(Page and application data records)
************

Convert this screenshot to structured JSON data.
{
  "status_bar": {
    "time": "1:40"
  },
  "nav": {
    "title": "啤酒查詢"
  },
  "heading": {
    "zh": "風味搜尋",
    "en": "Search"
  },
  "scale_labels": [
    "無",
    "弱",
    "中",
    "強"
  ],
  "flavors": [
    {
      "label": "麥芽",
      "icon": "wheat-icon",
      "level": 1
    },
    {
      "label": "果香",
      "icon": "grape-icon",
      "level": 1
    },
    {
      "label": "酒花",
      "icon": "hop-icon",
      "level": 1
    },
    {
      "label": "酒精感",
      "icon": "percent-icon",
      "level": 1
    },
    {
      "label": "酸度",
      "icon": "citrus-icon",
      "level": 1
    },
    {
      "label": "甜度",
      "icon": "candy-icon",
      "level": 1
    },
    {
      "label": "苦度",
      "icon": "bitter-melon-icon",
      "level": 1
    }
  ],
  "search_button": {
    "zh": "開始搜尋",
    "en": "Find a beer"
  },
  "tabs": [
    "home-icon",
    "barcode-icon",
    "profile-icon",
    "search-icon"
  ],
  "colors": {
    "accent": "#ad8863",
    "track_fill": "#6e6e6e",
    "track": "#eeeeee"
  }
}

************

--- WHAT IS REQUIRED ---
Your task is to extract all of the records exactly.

--- RESPONSE AREA ---
Convert this screenshot to structured JSON data.
{
  "status_bar": {
    "time": "1:40"
  },
  "nav": {
    "title": "啤酒查詢"
  },
  "heading": {
    "zh": "風味搜尋",
    "en": "Search"
  },
  "scale_labels": [
    "無",
    "弱",
    "中",
    "強"
  ],
  "flavors": [
    {
      "label": "麥芽",
      "icon": "wheat-icon",
      "level": 1
    },
    {
      "label": "果香",
      "icon": "grape-icon",
      "level": 1
    },
    {
      "label": "酒花",
      "icon": "hop-icon",
      "level": 1
    },
    {
      "label": "酒精感",
      "icon": "percent-icon",
      "level": 1
    },
    {
      "label": "酸度",
      "icon": "citrus-icon",
      "level": 1
    },
    {
      "label": "甜度",
      "icon": "candy-icon",
      "level": 1
    },
    {
      "label": "苦度",
      "icon": "bitter-melon-icon",
      "level": 1
    }
  ],
  "search_button": {
    "zh": "開始搜尋",
    "en": "Find a beer"
  },
  "tabs": [
    "home-icon",
    "barcode-icon",
    "profile-icon",
    "search-icon"
  ],
  "colors": {
    "accent": "#ad8863",
    "track_fill": "#6e6e6e",
    "track": "#eeeeee"
  }
}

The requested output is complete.